# DATA PROVIDED
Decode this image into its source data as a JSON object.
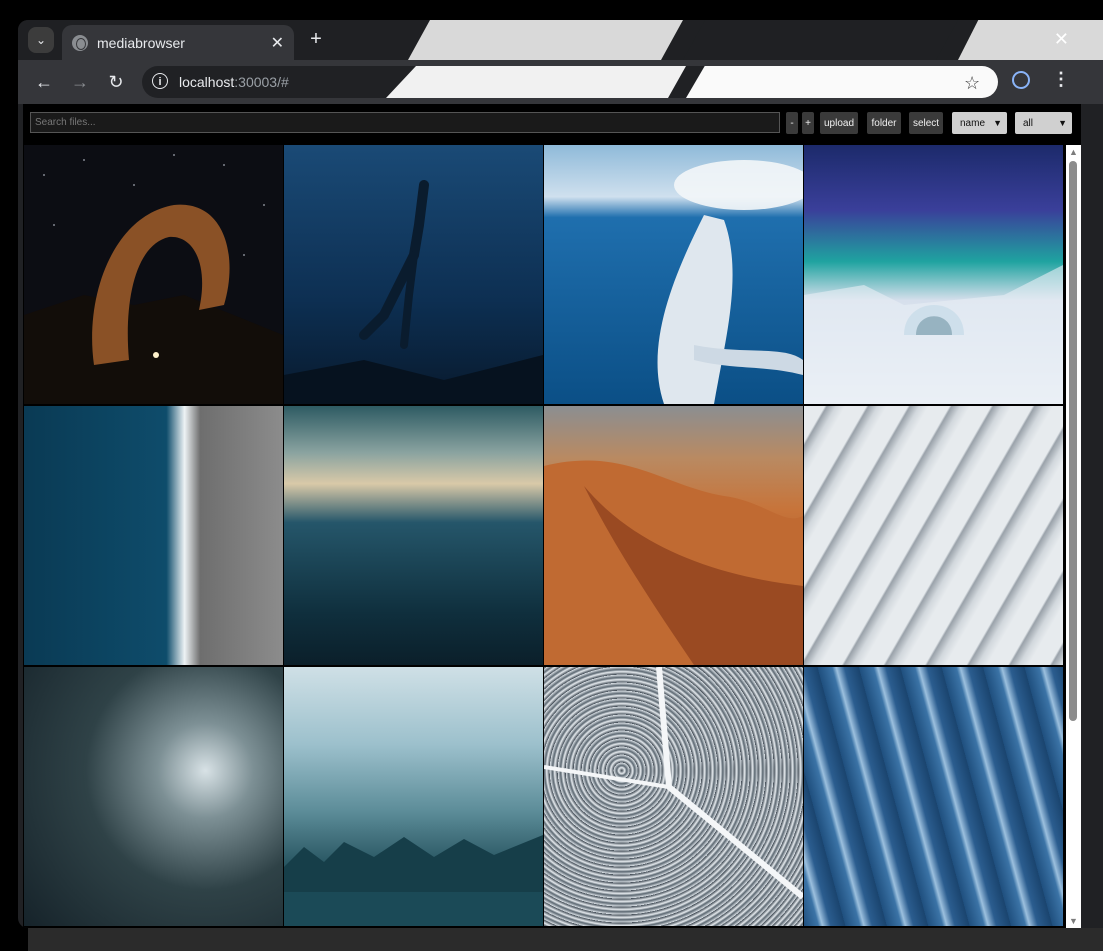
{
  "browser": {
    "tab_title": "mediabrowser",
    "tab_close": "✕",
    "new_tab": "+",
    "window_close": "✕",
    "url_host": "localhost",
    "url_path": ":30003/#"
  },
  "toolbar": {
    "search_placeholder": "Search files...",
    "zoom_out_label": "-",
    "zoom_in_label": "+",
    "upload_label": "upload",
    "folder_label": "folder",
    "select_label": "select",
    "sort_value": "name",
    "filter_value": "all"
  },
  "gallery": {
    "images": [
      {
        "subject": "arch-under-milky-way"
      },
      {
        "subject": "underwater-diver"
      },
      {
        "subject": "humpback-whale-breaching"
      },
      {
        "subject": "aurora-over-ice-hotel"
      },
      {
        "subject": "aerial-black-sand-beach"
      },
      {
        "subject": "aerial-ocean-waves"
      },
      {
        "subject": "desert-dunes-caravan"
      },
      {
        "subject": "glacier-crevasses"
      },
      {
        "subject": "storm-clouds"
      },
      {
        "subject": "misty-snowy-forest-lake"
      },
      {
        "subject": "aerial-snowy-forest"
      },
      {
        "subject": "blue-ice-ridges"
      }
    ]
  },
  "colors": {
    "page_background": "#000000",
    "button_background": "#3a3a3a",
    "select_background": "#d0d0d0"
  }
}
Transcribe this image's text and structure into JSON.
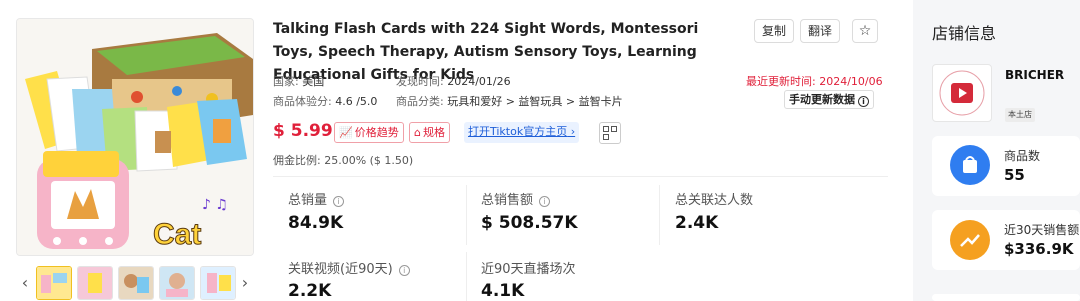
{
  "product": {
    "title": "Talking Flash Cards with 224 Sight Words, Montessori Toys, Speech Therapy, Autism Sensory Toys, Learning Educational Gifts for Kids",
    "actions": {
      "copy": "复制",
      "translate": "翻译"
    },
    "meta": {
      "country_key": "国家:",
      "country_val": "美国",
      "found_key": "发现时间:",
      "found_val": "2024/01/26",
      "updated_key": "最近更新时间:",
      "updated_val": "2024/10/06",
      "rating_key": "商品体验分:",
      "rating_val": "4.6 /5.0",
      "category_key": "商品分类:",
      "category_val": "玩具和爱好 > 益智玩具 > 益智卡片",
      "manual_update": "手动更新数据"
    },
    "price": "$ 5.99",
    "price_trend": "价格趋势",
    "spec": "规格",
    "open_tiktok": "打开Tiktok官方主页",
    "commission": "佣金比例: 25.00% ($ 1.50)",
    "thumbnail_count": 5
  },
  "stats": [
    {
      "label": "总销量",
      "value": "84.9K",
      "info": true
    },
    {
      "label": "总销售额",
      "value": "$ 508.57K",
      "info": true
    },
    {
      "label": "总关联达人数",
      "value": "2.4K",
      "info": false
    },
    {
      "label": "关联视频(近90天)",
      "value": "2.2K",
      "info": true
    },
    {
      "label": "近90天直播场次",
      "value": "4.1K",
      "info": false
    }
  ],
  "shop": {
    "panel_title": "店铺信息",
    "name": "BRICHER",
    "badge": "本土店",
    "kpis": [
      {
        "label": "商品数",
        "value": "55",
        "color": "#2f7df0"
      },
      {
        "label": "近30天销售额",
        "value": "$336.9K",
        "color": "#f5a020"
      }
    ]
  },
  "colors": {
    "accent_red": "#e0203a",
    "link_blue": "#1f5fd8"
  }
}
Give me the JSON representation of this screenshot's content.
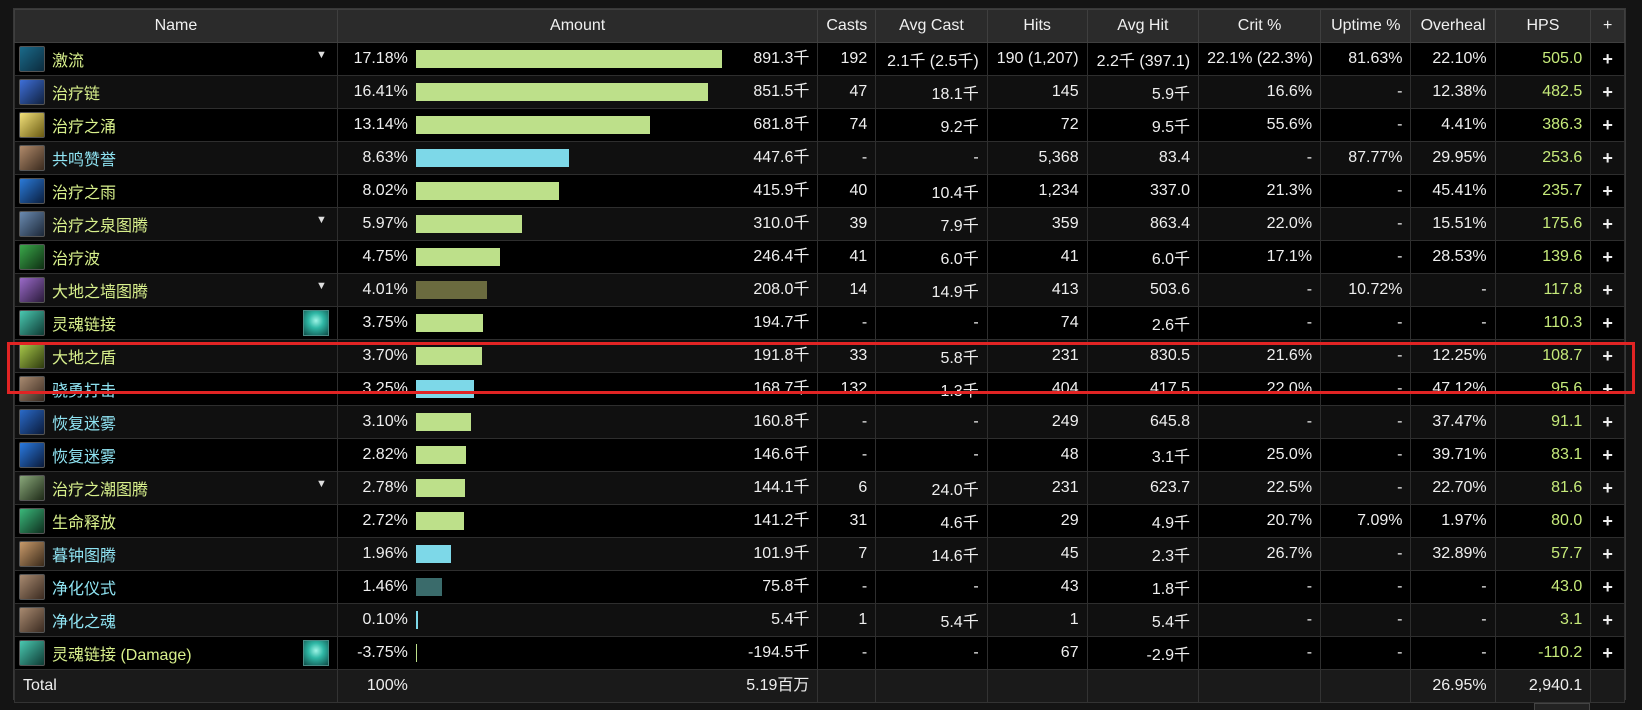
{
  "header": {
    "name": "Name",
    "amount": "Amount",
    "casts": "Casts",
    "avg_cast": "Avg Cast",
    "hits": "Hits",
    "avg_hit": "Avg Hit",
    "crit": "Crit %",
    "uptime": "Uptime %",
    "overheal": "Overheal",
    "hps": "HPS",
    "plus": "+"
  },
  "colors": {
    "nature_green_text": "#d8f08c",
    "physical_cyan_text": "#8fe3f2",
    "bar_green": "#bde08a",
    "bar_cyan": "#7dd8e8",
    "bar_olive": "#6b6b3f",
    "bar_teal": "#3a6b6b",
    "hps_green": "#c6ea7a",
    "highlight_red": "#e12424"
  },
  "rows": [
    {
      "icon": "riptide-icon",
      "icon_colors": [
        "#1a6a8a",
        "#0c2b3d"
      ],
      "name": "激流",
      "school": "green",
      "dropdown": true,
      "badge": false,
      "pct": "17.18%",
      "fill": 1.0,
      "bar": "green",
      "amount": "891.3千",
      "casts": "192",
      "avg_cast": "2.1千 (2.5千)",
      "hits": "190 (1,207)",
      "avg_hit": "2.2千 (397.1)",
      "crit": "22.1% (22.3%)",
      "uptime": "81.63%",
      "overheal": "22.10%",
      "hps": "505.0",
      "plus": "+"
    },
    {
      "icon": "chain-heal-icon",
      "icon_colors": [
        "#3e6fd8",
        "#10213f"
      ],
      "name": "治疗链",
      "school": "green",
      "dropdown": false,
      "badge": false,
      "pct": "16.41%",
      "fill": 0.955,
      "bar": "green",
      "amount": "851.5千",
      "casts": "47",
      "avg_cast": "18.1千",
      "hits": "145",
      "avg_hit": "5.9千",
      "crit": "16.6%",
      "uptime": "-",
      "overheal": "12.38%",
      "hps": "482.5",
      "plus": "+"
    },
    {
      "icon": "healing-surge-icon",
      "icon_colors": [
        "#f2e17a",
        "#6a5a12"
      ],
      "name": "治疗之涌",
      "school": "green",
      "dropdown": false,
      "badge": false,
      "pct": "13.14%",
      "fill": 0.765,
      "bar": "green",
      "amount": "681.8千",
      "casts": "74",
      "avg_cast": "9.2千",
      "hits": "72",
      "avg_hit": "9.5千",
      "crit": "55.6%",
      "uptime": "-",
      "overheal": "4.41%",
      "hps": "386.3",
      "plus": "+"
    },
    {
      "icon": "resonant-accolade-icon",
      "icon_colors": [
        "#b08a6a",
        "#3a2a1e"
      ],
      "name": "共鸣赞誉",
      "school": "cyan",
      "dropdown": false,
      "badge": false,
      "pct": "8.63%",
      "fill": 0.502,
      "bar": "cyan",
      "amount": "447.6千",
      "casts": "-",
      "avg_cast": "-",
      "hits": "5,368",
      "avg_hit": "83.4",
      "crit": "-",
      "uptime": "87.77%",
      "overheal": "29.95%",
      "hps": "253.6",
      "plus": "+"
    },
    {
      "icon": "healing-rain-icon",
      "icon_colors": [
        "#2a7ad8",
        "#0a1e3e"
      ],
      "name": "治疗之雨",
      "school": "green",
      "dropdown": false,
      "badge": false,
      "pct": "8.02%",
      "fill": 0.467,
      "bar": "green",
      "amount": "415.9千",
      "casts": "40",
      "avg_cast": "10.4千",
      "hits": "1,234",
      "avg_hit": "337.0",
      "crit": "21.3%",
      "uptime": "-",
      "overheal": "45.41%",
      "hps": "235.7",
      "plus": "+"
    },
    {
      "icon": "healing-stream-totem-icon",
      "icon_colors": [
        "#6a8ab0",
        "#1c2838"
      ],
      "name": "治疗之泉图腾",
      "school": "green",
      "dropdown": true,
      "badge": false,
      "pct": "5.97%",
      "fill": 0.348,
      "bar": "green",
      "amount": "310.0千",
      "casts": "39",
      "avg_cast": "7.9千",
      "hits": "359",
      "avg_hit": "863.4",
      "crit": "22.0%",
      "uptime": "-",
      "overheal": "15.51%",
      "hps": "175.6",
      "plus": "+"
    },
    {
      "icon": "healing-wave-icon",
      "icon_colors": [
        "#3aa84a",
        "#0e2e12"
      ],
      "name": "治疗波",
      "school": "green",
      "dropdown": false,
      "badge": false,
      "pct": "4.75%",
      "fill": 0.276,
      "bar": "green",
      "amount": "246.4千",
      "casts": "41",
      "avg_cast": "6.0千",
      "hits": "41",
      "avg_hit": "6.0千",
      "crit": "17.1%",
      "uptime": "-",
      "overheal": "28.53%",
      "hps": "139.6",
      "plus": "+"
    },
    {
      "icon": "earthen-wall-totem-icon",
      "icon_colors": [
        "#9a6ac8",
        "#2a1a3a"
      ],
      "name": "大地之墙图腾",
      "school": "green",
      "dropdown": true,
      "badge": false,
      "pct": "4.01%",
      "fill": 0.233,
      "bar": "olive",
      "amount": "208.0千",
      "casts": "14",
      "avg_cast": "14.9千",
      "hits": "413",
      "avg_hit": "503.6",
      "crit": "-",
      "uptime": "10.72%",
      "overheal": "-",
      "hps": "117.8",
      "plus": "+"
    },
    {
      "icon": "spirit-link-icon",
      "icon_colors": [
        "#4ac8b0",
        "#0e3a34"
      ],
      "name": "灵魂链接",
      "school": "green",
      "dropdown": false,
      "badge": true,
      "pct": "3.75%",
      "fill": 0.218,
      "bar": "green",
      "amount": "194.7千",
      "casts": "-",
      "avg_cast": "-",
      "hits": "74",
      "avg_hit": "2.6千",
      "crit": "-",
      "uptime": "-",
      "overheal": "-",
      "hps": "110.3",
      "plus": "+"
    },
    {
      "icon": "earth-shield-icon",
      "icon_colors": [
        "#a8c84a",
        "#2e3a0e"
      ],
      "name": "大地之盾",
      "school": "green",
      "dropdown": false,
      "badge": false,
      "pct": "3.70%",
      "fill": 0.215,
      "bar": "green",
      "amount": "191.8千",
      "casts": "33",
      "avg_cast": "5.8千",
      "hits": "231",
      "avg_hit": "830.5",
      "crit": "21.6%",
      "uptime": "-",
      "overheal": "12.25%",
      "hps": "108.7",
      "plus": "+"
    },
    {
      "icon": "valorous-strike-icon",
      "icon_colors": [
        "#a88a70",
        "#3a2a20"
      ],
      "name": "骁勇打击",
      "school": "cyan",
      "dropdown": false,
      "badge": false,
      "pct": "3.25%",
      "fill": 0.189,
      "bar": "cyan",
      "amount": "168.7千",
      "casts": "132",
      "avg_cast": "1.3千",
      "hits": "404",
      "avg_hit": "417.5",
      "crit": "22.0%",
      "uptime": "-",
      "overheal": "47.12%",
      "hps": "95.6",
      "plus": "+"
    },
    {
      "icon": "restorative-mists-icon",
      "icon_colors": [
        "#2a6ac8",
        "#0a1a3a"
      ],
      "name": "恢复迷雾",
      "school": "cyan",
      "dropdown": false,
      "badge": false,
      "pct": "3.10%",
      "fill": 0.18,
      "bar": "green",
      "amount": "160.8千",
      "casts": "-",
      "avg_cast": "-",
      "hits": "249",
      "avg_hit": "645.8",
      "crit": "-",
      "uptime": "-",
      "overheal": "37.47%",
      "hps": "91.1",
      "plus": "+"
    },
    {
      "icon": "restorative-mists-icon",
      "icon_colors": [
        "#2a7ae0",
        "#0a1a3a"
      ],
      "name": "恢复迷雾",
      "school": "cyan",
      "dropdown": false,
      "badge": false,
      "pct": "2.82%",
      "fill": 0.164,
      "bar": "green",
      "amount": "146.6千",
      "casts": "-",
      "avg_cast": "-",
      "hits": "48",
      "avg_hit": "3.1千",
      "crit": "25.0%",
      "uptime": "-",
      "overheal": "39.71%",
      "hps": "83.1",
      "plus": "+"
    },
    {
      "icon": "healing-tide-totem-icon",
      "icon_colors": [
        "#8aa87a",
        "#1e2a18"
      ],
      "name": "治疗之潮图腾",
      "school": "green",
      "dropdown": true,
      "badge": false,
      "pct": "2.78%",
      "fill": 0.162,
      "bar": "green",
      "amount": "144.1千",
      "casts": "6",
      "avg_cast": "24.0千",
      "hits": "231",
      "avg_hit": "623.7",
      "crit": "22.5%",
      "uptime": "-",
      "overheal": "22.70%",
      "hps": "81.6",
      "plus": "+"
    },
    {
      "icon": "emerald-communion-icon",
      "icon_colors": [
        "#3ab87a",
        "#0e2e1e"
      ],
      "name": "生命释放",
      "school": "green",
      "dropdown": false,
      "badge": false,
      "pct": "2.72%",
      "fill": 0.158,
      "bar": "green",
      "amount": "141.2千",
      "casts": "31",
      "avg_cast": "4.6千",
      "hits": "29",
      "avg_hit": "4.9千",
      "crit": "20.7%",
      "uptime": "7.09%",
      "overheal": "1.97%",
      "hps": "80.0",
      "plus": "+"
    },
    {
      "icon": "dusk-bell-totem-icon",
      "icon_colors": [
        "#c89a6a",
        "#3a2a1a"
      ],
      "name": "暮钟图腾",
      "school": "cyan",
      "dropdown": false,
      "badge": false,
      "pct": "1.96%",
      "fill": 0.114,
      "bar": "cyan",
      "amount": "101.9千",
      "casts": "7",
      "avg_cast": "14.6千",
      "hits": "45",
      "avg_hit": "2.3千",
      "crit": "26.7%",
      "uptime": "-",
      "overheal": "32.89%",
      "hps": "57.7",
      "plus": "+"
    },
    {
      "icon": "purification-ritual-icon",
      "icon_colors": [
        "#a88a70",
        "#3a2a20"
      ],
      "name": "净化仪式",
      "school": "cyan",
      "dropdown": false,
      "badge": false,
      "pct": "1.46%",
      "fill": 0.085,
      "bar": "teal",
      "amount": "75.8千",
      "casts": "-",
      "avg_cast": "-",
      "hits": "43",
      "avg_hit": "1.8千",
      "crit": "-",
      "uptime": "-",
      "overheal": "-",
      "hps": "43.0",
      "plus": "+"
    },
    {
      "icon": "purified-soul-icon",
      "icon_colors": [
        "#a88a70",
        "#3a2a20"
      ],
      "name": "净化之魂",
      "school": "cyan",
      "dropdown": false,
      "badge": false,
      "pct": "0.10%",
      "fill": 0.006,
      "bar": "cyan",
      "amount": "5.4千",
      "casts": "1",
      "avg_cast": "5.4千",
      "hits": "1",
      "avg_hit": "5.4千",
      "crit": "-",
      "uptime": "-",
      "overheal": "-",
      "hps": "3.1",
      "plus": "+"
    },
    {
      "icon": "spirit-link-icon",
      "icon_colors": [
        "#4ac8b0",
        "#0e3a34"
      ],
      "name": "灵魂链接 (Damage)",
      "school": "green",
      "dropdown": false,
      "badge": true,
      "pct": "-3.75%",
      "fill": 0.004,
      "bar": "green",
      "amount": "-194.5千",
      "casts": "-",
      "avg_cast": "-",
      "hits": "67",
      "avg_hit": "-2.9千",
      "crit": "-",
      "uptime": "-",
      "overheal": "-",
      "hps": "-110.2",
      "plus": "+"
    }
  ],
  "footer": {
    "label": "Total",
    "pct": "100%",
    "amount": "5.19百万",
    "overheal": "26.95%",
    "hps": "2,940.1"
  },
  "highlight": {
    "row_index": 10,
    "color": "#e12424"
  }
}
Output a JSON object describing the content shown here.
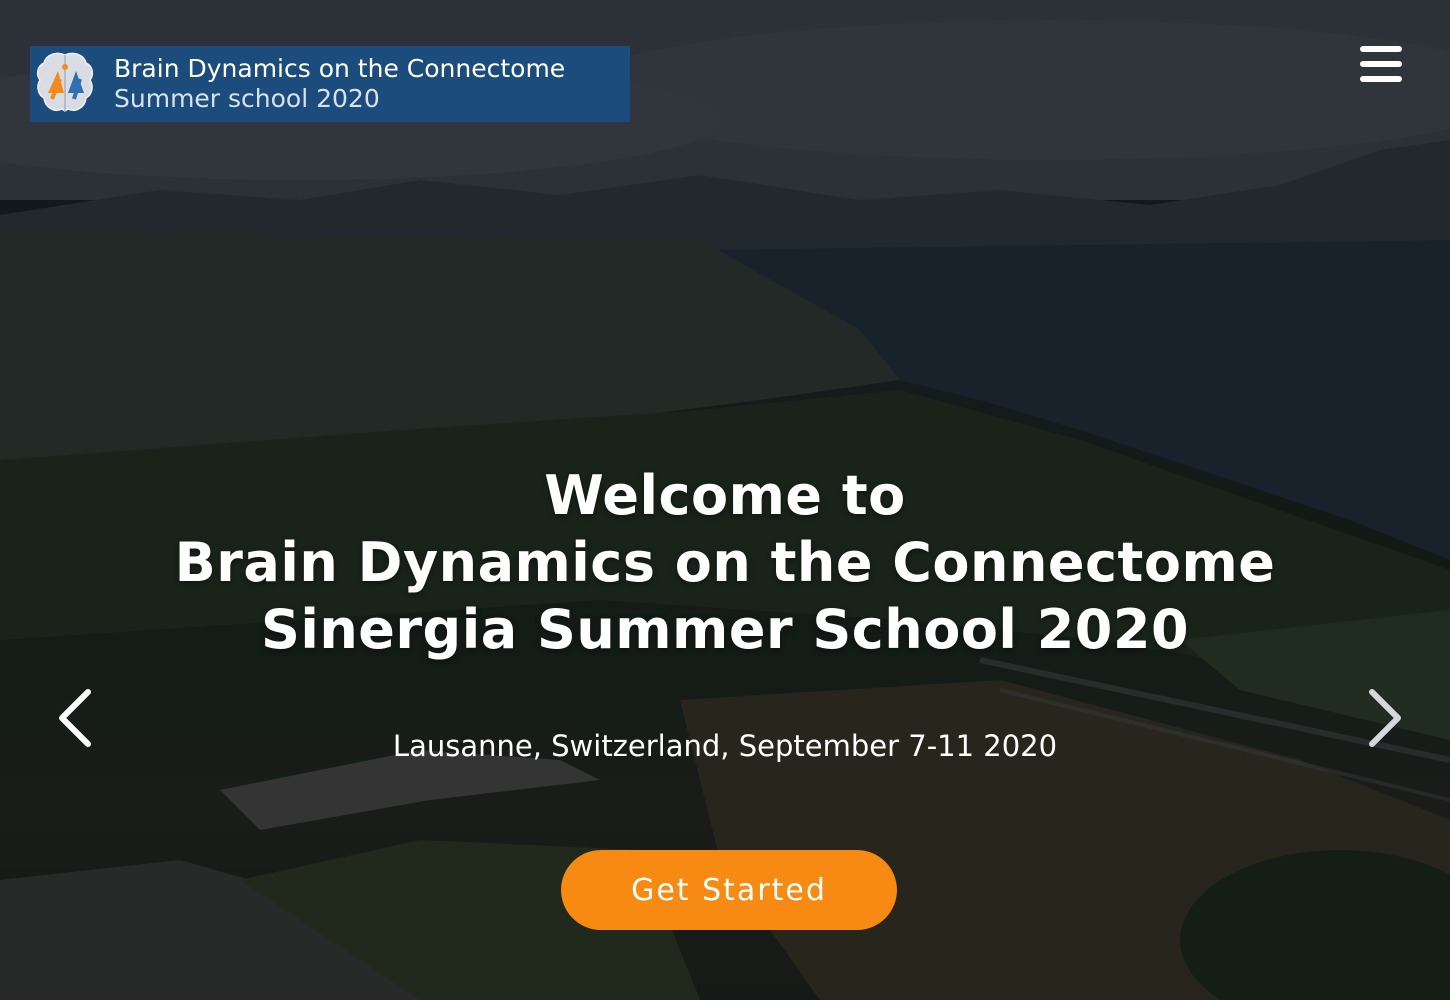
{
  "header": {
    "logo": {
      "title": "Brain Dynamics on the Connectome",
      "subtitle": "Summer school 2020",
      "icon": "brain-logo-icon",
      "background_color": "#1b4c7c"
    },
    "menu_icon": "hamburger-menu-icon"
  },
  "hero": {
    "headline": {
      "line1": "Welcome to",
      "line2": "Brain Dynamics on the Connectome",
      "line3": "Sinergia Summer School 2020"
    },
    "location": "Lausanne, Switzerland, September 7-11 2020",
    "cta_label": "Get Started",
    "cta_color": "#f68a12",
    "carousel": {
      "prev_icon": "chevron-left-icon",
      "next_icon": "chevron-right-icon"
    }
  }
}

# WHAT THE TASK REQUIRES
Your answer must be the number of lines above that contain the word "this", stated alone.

# OUTPUT
3